Tuesday, September 5, 2006

The Accidental Expert

So about a month ago I got sucked into this project. They needed help and the only way we were going to come close to the deadline was if I jumped in and helped get the actual implementation working. My role up that point was simply advisory -- assist in design and architecture. The reality is that I never claimed to be the subject matter expert, and I saw my role as rather temporary, to lend a hand to a project in jeopardy.

Well the project is pretty much on track now (after three 65+ hour weeks), and they are in bug fix mode. The project is in test, and the original developers have a list of outstanding issues to fix, but they are essentially edge cases and there is little left of significant risk. That said, I figured I would be moving on to something else now -- get back to the mainline development I was doing before I got pulled away.

I was informed today that this is going to be my project through the end of the year. Now that the core functionality is in place, I have been asked to start the second phase of feature development to make the product have everything necessary to sell to a wide audience. This means mapping out the new functionality and expanding the framework to do more that the bare minimum required to say the product works. It means extending the product from proof-of-concept to production.

My initial reaction was surprise. I really hadn't considered staying on this project for longer than would be necessary to get it to a stable point. While I have been driving the project for the last month, making design decisions and defining the development work items for the other developers, I had not really taken the time to learn about SQL Server. I spents days in front of MSDN and TechNet solving problems and answering questions about a product I never really took the time to understand.

Surely there must be someone more qualified than me to do this?
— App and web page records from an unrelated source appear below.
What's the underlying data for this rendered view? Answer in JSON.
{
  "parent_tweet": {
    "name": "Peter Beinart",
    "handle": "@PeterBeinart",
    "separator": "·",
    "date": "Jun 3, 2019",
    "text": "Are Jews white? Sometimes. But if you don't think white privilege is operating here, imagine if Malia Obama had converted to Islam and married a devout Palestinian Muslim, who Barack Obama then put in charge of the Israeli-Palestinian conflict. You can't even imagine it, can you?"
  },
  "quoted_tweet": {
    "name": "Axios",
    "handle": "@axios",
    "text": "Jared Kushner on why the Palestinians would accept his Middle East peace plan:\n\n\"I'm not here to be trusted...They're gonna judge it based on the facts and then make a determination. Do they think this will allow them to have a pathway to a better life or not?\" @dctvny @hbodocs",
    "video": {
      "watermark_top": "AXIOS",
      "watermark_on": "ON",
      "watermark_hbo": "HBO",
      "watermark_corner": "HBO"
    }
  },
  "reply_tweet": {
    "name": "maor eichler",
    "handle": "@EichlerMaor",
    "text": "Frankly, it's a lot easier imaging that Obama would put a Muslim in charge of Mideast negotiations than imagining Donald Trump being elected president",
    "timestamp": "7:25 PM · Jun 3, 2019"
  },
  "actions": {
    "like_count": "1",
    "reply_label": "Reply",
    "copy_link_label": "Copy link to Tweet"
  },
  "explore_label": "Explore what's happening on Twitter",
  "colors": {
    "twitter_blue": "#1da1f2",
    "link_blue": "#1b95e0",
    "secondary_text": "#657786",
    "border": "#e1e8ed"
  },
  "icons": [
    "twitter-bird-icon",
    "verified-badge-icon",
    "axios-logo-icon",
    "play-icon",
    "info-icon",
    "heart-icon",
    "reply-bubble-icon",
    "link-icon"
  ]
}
I just came on to help out in a crunch.

Unfortunately the answer is 'no'. I inadvertently became the resident expert on all things SQL Server.

I'm not against the idea in principle. It is good business for me to embrace the project and see it through to General Availability. But if I'm going to make this my full time responsibility, then I guess I should learn something about SQL Server.

So I bought a book tonight.

The upside is that having read about 100 pages of the book tonight, I now have a MUCH better idea of what we have been trying to accomplish from a user standpoint. I can see the pitfalls the product is trying to address. And I can see potential things we can do to make the whole process better. Up to this point, I had been tunnel-visioned on getting the product stabilized, not giving much attention to the high level goals.

It could be interesting - I can make this thing kick ass.

In other news, I bought a couch on Saturday. It will be delivered this upcoming Saturday. And I took advantage of work closing early on Friday to get my New York driver's license.